Yuannan Wang,1, Lina Wang,1, Kexin Zhang, Jingyao Xu, Qiannan Wu, Zhoubing Xie, Wei An, Xiao Liang(), Xiaoxin Zou*()   

  1. State Key Laboratory of Inorganic Synthesis and Preparative Chemistry, College of Chemistry, Jilin University, Changchun 130012, Jilin, China
  • Received:2023-03-28 Accepted:2023-05-08 Online:2023-07-18 Published:2023-07-25
  • Contact: *E-mail: (X. Zou), (X. Liang).
  • About author:Xiao Liang (State Key Laboratory of Inorganic Synthesis and Preparative Chemistry, Jilin University) received her PhD in inorganic chemistry from Jilin University in 2021. She is currently a postdoctoral researcher at State Key Laboratory of Inorganic Synthesis and Preparative Chemistry, Jilin University. Her research interests focus on the design of water splitting electrocatalysts, especially the acidic water oxidation electrocatalysts in proton exchange membrane water electrolysis application.
    Xiaoxin Zou (State Key Laboratory of Inorganic Synthesis and Preparative Chemistry, Jilin University) has received his PhD in inorganic chemistry from Jilin University in June 2011, and then moved to the University of California, Riverside, and Rutgers, The State University of New Jersey, as a postdoctoral scholar from July 2011 to October 2013. He is currently a professor at the State Key Laboratory of Inorganic Synthesis and Preparative Chemistry in Jilin University. His research interests are in hydrogen energy materials chemistry, comprising the elucidation of the atomic basis for water splitting electrocatalysts, prediction and searching of efficient catalysts with novel crystal structures and preparative technology of industrial water splitting catalysts.

    1 Contributed equally to this work.

  • Supported by:
    National Key R&D Program of China(2021YFB4000200);National Natural Science Foundation of China(21922507);National Natural Science Foundation of China(22179046);National Natural Science Foundation of China(22205072);National Natural Science Foundation of China(21621001);China Postdoctoral Science Foundation(2021M701377);111 Project(B17020)

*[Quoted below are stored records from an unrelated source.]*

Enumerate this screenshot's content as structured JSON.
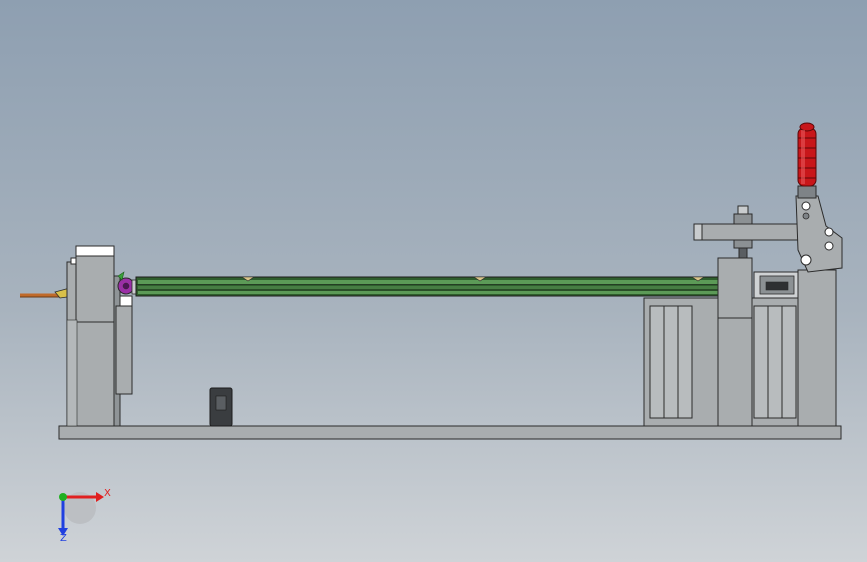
{
  "viewport": {
    "background_top": "#8e9fb1",
    "background_bottom": "#cfd3d7"
  },
  "model": {
    "description_icon": "cad-assembly-side-view",
    "colors": {
      "metal": "#a9adaf",
      "metal_dark": "#7e8387",
      "outline": "#2b2b2b",
      "rod": "#3d6f3a",
      "handle": "#c8161a",
      "accent_purple": "#9a2fa6",
      "wire_orange": "#c06a2a"
    }
  },
  "triad": {
    "x_label": "X",
    "z_label": "Z",
    "x_color": "#e02020",
    "y_color": "#20b020",
    "z_color": "#2040e0"
  }
}
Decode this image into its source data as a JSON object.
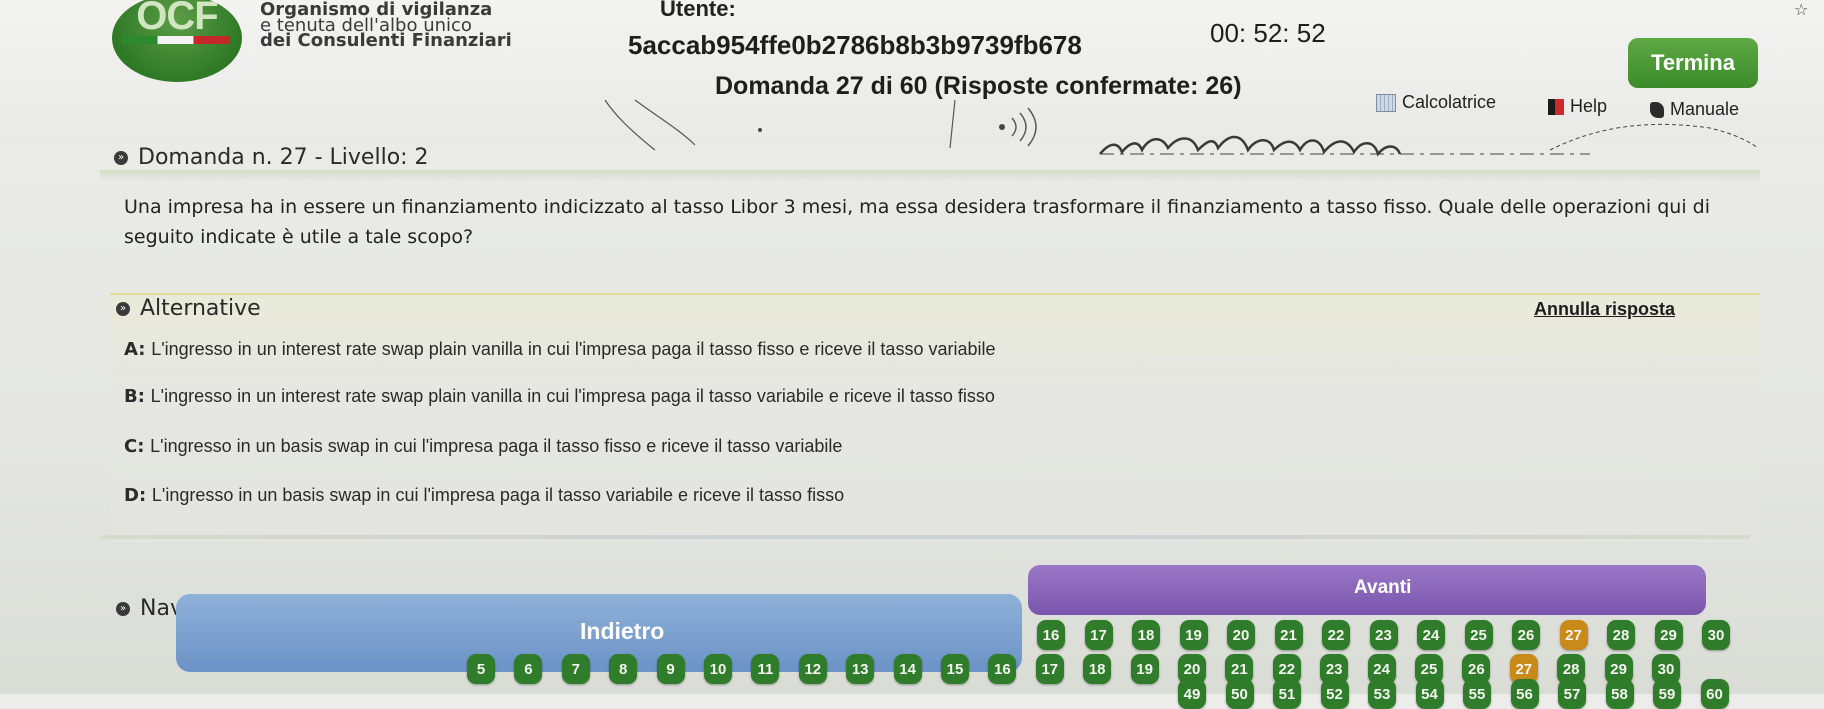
{
  "header": {
    "logo_text": "OCF",
    "org_line1": "Organismo di vigilanza",
    "org_line2": "e tenuta dell'albo unico",
    "org_line3": "dei Consulenti Finanziari",
    "user_label": "Utente:",
    "user_id": "5accab954ffe0b2786b8b3b9739fb678",
    "timer": "00: 52: 52",
    "termina_label": "Termina",
    "question_counter": "Domanda 27 di 60 (Risposte confermate: 26)",
    "tools": {
      "calculator_label": "Calcolatrice",
      "help_label": "Help",
      "manual_label": "Manuale"
    }
  },
  "question": {
    "heading": "Domanda n. 27 - Livello: 2",
    "text": "Una impresa ha in essere un finanziamento indicizzato al tasso Libor 3 mesi, ma essa desidera trasformare il finanziamento a tasso fisso. Quale delle operazioni qui di seguito indicate è utile a tale scopo?"
  },
  "alternatives": {
    "heading": "Alternative",
    "clear_label": "Annulla risposta",
    "options": [
      {
        "letter": "A:",
        "text": "L'ingresso in un interest rate swap plain vanilla in cui l'impresa paga il tasso fisso e riceve il tasso variabile"
      },
      {
        "letter": "B:",
        "text": "L'ingresso in un interest rate swap plain vanilla in cui l'impresa paga il tasso variabile e riceve il tasso fisso"
      },
      {
        "letter": "C:",
        "text": "L'ingresso in un basis swap in cui l'impresa paga il tasso fisso e riceve il tasso variabile"
      },
      {
        "letter": "D:",
        "text": "L'ingresso in un basis swap in cui l'impresa paga il tasso variabile e riceve il tasso fisso"
      }
    ]
  },
  "navigation": {
    "heading": "Navigazione",
    "back_label": "Indietro",
    "next_label": "Avanti",
    "current_question": "27",
    "row1": [
      "16",
      "17",
      "18",
      "19",
      "20",
      "21",
      "22",
      "23",
      "24",
      "25",
      "26",
      "27",
      "28",
      "29",
      "30"
    ],
    "row2": [
      "5",
      "6",
      "7",
      "8",
      "9",
      "10",
      "11",
      "12",
      "13",
      "14",
      "15",
      "16",
      "17",
      "18",
      "19",
      "20",
      "21",
      "22",
      "23",
      "24",
      "25",
      "26",
      "27",
      "28",
      "29",
      "30"
    ],
    "row3": [
      "49",
      "50",
      "51",
      "52",
      "53",
      "54",
      "55",
      "56",
      "57",
      "58",
      "59",
      "60"
    ]
  },
  "colors": {
    "accent_green": "#2f7d2a",
    "back_blue": "#7a9ed0",
    "next_purple": "#8a66bb",
    "current_orange": "#c98a1a"
  }
}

The urgent need for decarbonized hydrogen production to achieve carbon-neutral targets has highlighted the critical role of water electrolysis technology in advancing sustainability in various fields. However, the gap in economic efficiency between green hydrogen, generated by renewable electricity-driven water electrolysis, and gray hydrogen, generated by the consumption of fossil fuels, remains a challenge. Therefore, the exploration of cost-effective, active, and stable electrocatalysts toward water-splitting reactions is essential. Owing to their high-tolerance crystal structures, flexible elemental compositions, and adjustable electronic properties, perovskite oxides provide a vast material library for customizing next-generation electrocatalysts. Additionally, perovskite oxides are increasingly being developed into ideal model catalysts for unraveling scientific laws and theories, emphasizing the significance of investigating their important characteristics (e.g., structure-performance relationship, electronic property regulation, catalytic mechanism, and dynamic structural evolution). This review summarizes recent advances in perovskite oxides for water-splitting electrocatalysis, including their developmental history, compositional and structural diversities, structure-performance correlations, activity descriptors, catalytic mechanisms, and structural evolutions. We emphasize the importance of in situ characterization techniques for monitoring dynamic structural information and identifying important active species. Finally, we outline the opportunities and challenges of perovskite oxides for practical applications in water electrolysis, with the aim of providing further directions for exploring next-generation electrocatalysts.

Key words: Perovskite oxide, Water-splitting reaction, Electrocatalysis, Electronic structure, Catalytic mechanism